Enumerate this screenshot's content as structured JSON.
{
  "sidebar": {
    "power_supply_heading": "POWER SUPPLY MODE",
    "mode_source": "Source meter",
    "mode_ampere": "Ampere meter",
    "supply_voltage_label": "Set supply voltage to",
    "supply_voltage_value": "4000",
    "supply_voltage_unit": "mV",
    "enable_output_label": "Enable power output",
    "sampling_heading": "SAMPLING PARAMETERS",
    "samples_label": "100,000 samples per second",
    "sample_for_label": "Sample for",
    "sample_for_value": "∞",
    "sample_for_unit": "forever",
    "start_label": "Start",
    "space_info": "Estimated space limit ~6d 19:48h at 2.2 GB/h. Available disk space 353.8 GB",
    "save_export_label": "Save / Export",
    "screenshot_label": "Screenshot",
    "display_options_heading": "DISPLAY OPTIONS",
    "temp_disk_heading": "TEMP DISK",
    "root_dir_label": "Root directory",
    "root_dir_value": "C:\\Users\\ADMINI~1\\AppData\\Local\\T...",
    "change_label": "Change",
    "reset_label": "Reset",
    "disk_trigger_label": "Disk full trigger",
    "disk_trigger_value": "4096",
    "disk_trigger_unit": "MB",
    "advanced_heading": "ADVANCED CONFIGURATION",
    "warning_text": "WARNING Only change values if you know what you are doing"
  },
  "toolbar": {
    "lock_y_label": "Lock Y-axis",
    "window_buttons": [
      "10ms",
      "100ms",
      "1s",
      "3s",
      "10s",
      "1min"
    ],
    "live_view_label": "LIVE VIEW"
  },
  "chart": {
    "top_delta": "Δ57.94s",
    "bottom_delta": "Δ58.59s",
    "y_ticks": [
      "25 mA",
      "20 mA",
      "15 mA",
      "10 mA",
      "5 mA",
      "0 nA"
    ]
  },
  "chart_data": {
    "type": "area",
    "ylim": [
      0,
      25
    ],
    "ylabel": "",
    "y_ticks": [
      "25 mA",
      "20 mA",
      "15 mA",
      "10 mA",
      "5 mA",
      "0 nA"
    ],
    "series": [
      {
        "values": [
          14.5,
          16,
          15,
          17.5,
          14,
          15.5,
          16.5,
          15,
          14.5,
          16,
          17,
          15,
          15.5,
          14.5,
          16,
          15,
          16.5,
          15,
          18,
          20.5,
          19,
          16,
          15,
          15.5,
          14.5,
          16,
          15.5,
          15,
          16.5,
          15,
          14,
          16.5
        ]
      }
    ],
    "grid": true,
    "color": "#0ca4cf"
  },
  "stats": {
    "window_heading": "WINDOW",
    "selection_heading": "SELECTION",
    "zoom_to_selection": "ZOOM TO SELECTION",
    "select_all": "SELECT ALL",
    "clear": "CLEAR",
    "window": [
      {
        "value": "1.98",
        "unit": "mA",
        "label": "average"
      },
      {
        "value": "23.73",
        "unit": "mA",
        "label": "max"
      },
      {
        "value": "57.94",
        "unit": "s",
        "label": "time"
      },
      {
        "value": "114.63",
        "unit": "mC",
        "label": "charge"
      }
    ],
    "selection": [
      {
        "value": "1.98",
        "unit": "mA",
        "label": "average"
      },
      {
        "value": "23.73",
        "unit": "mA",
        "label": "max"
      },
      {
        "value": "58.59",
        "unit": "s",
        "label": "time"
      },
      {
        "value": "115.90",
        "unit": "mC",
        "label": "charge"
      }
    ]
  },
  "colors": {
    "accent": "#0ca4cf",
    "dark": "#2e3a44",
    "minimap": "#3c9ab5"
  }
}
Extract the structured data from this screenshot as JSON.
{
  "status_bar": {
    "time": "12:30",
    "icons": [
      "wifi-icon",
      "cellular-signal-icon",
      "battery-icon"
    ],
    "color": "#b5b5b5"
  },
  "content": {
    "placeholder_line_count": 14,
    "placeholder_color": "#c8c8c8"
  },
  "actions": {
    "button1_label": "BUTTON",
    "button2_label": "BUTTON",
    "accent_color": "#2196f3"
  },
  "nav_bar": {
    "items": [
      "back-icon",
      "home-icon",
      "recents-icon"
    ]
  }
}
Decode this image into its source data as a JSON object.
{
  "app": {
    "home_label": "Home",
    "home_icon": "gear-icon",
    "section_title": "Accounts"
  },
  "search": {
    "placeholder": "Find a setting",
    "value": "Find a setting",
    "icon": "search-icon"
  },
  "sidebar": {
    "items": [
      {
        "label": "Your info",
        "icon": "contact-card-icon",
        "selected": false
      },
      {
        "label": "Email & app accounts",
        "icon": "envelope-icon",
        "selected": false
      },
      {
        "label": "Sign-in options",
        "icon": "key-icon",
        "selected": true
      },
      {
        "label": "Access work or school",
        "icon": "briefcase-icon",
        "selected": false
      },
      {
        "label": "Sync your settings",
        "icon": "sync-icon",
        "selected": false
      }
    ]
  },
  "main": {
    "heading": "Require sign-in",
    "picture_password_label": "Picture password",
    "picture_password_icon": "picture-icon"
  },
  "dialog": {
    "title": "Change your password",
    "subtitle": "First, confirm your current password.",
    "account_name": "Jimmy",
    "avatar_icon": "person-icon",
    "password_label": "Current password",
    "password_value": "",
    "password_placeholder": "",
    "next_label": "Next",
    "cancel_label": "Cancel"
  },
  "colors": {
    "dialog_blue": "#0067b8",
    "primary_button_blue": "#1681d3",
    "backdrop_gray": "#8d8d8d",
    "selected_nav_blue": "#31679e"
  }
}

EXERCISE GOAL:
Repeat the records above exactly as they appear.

RESPONSE:
Enumerate this screenshot's content as structured JSON.
{
  "sidebar": {
    "power_supply_heading": "POWER SUPPLY MODE",
    "mode_source": "Source meter",
    "mode_ampere": "Ampere meter",
    "supply_voltage_label": "Set supply voltage to",
    "supply_voltage_value": "4000",
    "supply_voltage_unit": "mV",
    "enable_output_label": "Enable power output",
    "sampling_heading": "SAMPLING PARAMETERS",
    "samples_label": "100,000 samples per second",
    "sample_for_label": "Sample for",
    "sample_for_value": "∞",
    "sample_for_unit": "forever",
    "start_label": "Start",
    "space_info": "Estimated space limit ~6d 19:48h at 2.2 GB/h. Available disk space 353.8 GB",
    "save_export_label": "Save / Export",
    "screenshot_label": "Screenshot",
    "display_options_heading": "DISPLAY OPTIONS",
    "temp_disk_heading": "TEMP DISK",
    "root_dir_label": "Root directory",
    "root_dir_value": "C:\\Users\\ADMINI~1\\AppData\\Local\\T...",
    "change_label": "Change",
    "reset_label": "Reset",
    "disk_trigger_label": "Disk full trigger",
    "disk_trigger_value": "4096",
    "disk_trigger_unit": "MB",
    "advanced_heading": "ADVANCED CONFIGURATION",
    "warning_text": "WARNING Only change values if you know what you are doing"
  },
  "toolbar": {
    "lock_y_label": "Lock Y-axis",
    "window_buttons": [
      "10ms",
      "100ms",
      "1s",
      "3s",
      "10s",
      "1min"
    ],
    "live_view_label": "LIVE VIEW"
  },
  "chart": {
    "top_delta": "Δ57.94s",
    "bottom_delta": "Δ58.59s",
    "y_ticks": [
      "25 mA",
      "20 mA",
      "15 mA",
      "10 mA",
      "5 mA",
      "0 nA"
    ]
  },
  "chart_data": {
    "type": "area",
    "ylim": [
      0,
      25
    ],
    "ylabel": "",
    "y_ticks": [
      "25 mA",
      "20 mA",
      "15 mA",
      "10 mA",
      "5 mA",
      "0 nA"
    ],
    "series": [
      {
        "values": [
          14.5,
          16,
          15,
          17.5,
          14,
          15.5,
          16.5,
          15,
          14.5,
          16,
          17,
          15,
          15.5,
          14.5,
          16,
          15,
          16.5,
          15,
          18,
          20.5,
          19,
          16,
          15,
          15.5,
          14.5,
          16,
          15.5,
          15,
          16.5,
          15,
          14,
          16.5
        ]
      }
    ],
    "grid": true,
    "color": "#0ca4cf"
  },
  "stats": {
    "window_heading": "WINDOW",
    "selection_heading": "SELECTION",
    "zoom_to_selection": "ZOOM TO SELECTION",
    "select_all": "SELECT ALL",
    "clear": "CLEAR",
    "window": [
      {
        "value": "1.98",
        "unit": "mA",
        "label": "average"
      },
      {
        "value": "23.73",
        "unit": "mA",
        "label": "max"
      },
      {
        "value": "57.94",
        "unit": "s",
        "label": "time"
      },
      {
        "value": "114.63",
        "unit": "mC",
        "label": "charge"
      }
    ],
    "selection": [
      {
        "value": "1.98",
        "unit": "mA",
        "label": "average"
      },
      {
        "value": "23.73",
        "unit": "mA",
        "label": "max"
      },
      {
        "value": "58.59",
        "unit": "s",
        "label": "time"
      },
      {
        "value": "115.90",
        "unit": "mC",
        "label": "charge"
      }
    ]
  },
  "colors": {
    "accent": "#0ca4cf",
    "dark": "#2e3a44",
    "minimap": "#3c9ab5"
  }
}
Extract the structured data from this screenshot as JSON.
{
  "status_bar": {
    "time": "12:30",
    "icons": [
      "wifi-icon",
      "cellular-signal-icon",
      "battery-icon"
    ],
    "color": "#b5b5b5"
  },
  "content": {
    "placeholder_line_count": 14,
    "placeholder_color": "#c8c8c8"
  },
  "actions": {
    "button1_label": "BUTTON",
    "button2_label": "BUTTON",
    "accent_color": "#2196f3"
  },
  "nav_bar": {
    "items": [
      "back-icon",
      "home-icon",
      "recents-icon"
    ]
  }
}
Decode this image into its source data as a JSON object.
{
  "app": {
    "home_label": "Home",
    "home_icon": "gear-icon",
    "section_title": "Accounts"
  },
  "search": {
    "placeholder": "Find a setting",
    "value": "Find a setting",
    "icon": "search-icon"
  },
  "sidebar": {
    "items": [
      {
        "label": "Your info",
        "icon": "contact-card-icon",
        "selected": false
      },
      {
        "label": "Email & app accounts",
        "icon": "envelope-icon",
        "selected": false
      },
      {
        "label": "Sign-in options",
        "icon": "key-icon",
        "selected": true
      },
      {
        "label": "Access work or school",
        "icon": "briefcase-icon",
        "selected": false
      },
      {
        "label": "Sync your settings",
        "icon": "sync-icon",
        "selected": false
      }
    ]
  },
  "main": {
    "heading": "Require sign-in",
    "picture_password_label": "Picture password",
    "picture_password_icon": "picture-icon"
  },
  "dialog": {
    "title": "Change your password",
    "subtitle": "First, confirm your current password.",
    "account_name": "Jimmy",
    "avatar_icon": "person-icon",
    "password_label": "Current password",
    "password_value": "",
    "password_placeholder": "",
    "next_label": "Next",
    "cancel_label": "Cancel"
  },
  "colors": {
    "dialog_blue": "#0067b8",
    "primary_button_blue": "#1681d3",
    "backdrop_gray": "#8d8d8d",
    "selected_nav_blue": "#31679e"
  }
}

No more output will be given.